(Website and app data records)
# # #

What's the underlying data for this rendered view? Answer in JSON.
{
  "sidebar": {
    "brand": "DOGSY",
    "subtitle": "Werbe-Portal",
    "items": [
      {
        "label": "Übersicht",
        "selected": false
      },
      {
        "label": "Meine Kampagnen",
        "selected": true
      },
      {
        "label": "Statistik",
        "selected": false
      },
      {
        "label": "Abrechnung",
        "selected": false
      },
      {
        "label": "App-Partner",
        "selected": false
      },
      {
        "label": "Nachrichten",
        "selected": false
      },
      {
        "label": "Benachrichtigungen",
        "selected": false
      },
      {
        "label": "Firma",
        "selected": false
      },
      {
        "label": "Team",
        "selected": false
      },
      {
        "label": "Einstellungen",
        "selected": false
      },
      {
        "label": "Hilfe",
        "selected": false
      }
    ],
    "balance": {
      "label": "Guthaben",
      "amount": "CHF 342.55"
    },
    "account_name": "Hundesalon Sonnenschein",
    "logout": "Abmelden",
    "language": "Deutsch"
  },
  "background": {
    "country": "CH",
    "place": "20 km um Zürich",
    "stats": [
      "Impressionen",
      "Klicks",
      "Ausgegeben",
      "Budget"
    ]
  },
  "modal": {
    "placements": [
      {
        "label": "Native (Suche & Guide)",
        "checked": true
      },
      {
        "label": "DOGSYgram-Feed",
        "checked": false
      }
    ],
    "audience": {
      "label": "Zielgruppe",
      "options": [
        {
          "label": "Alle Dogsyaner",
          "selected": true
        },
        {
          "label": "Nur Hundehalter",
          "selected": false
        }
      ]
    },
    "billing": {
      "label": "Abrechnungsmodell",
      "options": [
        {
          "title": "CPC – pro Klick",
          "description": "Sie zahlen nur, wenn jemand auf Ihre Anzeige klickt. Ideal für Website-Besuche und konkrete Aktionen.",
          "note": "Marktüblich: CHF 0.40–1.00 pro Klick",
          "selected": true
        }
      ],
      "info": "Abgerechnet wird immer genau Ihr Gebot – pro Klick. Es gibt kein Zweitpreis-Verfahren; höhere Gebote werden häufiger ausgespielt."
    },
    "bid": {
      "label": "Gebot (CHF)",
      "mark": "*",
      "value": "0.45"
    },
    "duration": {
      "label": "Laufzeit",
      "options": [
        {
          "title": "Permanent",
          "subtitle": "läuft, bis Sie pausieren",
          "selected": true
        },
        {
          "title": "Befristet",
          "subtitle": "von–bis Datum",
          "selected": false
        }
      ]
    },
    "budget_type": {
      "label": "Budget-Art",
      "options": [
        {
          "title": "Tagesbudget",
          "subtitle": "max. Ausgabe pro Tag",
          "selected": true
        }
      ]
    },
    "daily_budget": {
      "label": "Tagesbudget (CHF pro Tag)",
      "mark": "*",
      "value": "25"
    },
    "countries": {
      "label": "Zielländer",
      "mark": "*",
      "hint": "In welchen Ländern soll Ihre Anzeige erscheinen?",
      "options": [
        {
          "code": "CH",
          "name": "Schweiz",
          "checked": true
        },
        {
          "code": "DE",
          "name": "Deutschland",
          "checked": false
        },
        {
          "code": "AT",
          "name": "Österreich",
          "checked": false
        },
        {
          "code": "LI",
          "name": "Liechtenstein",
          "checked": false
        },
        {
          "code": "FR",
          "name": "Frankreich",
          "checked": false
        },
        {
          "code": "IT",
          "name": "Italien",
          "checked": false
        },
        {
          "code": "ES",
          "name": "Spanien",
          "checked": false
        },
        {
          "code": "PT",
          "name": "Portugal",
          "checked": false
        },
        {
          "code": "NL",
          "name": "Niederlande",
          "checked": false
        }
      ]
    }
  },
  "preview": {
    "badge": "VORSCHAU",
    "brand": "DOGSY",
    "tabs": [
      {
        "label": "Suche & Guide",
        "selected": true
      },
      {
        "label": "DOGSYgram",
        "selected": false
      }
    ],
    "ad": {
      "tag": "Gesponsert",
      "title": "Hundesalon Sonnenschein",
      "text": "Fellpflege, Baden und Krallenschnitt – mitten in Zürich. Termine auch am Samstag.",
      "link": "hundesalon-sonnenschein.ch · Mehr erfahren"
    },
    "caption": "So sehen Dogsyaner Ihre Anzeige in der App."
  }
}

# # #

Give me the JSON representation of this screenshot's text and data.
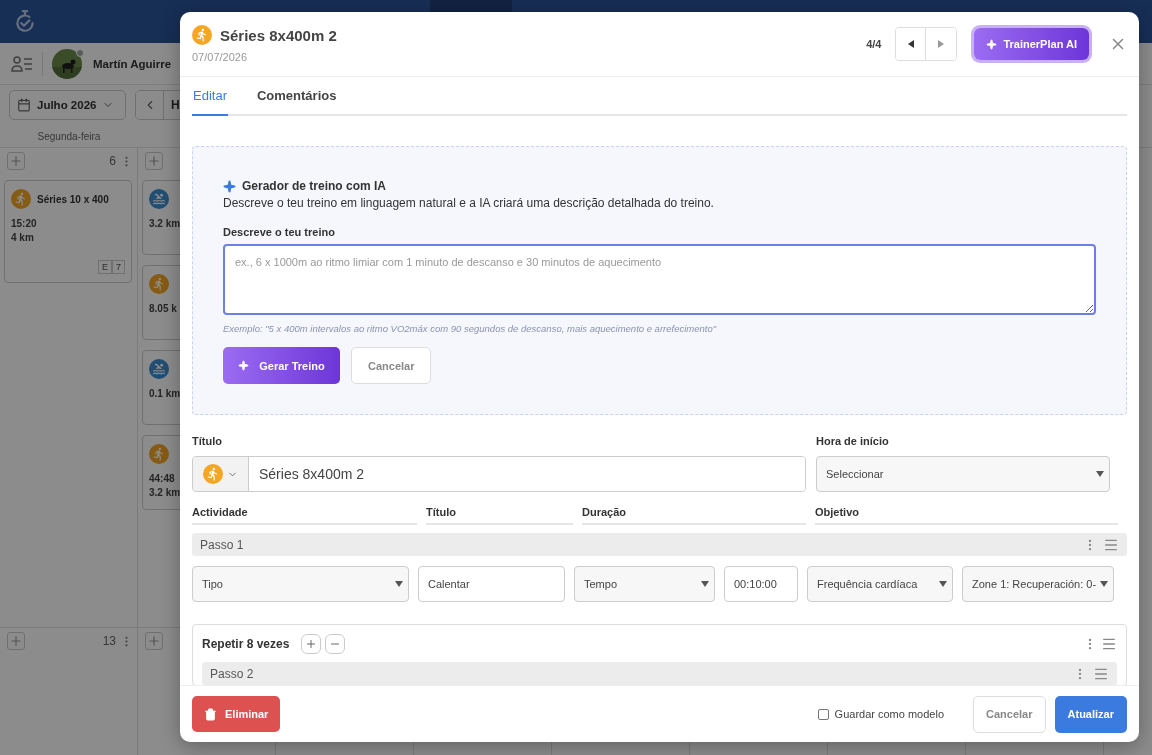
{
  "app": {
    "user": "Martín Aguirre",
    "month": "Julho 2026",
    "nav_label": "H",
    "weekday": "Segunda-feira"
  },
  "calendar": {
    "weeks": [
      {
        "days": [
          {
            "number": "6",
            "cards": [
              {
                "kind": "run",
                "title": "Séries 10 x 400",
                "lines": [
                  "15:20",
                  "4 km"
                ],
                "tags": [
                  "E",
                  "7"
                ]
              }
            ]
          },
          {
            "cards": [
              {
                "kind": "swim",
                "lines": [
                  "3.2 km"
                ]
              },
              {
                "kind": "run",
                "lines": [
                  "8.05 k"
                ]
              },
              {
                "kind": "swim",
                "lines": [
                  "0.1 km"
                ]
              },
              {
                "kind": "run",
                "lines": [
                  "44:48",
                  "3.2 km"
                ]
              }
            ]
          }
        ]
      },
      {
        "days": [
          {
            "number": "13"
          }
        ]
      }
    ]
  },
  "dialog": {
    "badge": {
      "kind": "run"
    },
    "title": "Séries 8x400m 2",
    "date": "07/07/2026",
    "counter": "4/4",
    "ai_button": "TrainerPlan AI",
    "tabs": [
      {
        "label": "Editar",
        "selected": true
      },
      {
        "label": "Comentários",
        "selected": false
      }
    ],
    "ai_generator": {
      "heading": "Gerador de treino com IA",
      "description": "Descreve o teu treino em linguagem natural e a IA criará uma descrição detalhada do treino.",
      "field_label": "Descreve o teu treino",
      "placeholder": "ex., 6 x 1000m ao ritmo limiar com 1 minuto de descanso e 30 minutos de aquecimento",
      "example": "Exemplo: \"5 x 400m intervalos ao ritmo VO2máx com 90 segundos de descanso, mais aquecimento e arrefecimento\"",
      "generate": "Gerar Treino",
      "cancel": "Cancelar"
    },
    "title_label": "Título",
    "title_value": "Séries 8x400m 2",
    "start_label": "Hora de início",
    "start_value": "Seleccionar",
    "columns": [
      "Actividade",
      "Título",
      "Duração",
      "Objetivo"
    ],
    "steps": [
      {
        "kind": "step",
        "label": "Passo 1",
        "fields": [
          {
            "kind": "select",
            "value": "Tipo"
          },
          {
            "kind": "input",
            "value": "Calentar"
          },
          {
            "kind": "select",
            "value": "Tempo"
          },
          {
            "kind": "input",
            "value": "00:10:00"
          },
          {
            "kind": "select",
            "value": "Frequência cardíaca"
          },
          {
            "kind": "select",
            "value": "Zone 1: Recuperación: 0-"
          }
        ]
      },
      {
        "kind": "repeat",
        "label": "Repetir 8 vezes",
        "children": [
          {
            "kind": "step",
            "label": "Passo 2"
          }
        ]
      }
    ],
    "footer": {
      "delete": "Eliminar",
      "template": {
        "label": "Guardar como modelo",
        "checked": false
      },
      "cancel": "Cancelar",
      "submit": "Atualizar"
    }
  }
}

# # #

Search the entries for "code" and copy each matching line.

RESULT:
          "code": "CH",
          "code": "DE",
          "code": "AT",
          "code": "LI",
          "code": "FR",
          "code": "IT",
          "code": "ES",
          "code": "PT",
          "code": "NL",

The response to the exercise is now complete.